Single engine, single seat military jet fighter
History of Type
The Hunter was Britain’s first modern, trans-sonic (up to and just over the speed of sound) multi-role jet fighter designed for the Royal Air Force in 1948 by the Hawker Aircraft Company.
It was designed to be initially powered by the new Rolls Royce Avon jet engine of ~7,500lbs thrust which ultimately powered the Canberra Bomber and the Australian Avon Sabre.
Development was slow until in 1951 with the Korean War in progress, the newly re-elected British Prime Minister Winston Churchill made the project a national Super Priority project.
The first flight occurred rapidly soon after on 20th July 1951 with the Hunter being flown by the famous Hawker Test Pilot Neville Duke.
In April 1952 a Hunter went supersonic in a shallow dive, and using a specially modified Hunter the test pilot Neville Duke captured the absolute World Speed record in September 1953 with a speed of ~1,172km/h (that’s ~727mph).
The Hunter was very powerfully armed with 4 x 30mm Aden Cannons with ~100 rounds each in a detachable gun pack which could be quickly lowered down to ground level to allow easy reloading of the guns.
The 30mm Aden Cannon is a massively powerful gun and the Hunter’s 4 x Adens could collectively fire ~17kg/sec of bullets as against the American F86 Sabres 6 x 50 Calibre machine guns which fired only ~5.5kg/sec.
History of XF437
The HARS Hunter was built as an F6 fighter and was one of 50 Hunters delivered to the Royal Air Force in 1956 as XF437. Later, she was one of some 128 F6 Hunters upgraded in the early 1960s to a ground attack capable FGA.9 with a more powerful Avon 207 jet engine of ~10,500lbs, plus new wing carrying hard points to hang rockets or bombs.

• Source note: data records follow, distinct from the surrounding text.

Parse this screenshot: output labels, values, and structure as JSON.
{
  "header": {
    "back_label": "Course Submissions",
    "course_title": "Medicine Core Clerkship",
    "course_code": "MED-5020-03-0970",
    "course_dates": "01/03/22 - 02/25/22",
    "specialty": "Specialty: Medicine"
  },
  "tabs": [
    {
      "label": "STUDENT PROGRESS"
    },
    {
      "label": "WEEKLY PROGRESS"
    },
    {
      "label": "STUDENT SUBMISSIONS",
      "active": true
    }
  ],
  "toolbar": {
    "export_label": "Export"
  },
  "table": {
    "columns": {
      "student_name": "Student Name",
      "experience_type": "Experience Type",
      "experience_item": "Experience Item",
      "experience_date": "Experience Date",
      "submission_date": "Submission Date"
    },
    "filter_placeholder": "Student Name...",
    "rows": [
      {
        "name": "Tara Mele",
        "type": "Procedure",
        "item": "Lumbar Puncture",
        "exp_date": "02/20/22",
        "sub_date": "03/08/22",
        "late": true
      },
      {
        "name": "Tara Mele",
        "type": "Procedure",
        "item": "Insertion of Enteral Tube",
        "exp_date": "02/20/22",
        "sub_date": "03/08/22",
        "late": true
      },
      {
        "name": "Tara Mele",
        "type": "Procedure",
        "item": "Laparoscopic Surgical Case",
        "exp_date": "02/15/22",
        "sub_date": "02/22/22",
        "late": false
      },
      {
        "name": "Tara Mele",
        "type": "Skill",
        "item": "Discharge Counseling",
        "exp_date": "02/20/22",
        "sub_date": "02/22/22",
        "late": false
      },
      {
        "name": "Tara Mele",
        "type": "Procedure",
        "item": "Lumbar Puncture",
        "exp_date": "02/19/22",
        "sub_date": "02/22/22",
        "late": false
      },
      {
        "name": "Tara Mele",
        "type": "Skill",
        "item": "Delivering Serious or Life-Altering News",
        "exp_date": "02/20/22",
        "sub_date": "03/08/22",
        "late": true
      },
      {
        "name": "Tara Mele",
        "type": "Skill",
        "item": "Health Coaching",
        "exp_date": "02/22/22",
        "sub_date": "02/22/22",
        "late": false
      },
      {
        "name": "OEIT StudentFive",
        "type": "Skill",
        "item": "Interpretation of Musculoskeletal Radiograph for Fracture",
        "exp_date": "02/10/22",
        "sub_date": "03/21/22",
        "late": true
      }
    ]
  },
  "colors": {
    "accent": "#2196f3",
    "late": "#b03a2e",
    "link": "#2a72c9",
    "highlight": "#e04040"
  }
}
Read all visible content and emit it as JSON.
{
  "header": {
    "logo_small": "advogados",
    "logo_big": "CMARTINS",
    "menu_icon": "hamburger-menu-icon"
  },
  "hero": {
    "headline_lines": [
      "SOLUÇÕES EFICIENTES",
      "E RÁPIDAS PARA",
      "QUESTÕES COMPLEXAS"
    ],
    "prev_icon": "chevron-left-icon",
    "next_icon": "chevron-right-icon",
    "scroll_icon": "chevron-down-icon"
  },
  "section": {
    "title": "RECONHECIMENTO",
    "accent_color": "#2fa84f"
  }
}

She was retired from RAF service in ~1970 and was refurbished by Hawker as a photo reconnaissance capable FR-74S with the gun radar replaced by cameras (see camera windows in the nose) and was one of 4 reconnaissance Hunters bought by the Singapore Air Force in 1971.
Over 400 ex-RAF Hunters were refurbished by Hawker for resale in the 1970s to other countries.
She was retired in 1992 from the Singapore Air Force. She is fully airworthy and is still fitted with a live Martin Baker ejection seat.
Engines: 1 x RollsRoyce Avon Mk-207
Maximum takeoff weight: 10,796 kg
Length: 13.98 m
Wing span: 10.25 m
Height: 4.02 m
Cruising speed: 699 mph (1,125 km/h)
Ceiling: 51,500 ft (15,695 m)
Range: 370 km (230 miles) – 850 km with drop tanks
Crew: 1 pilot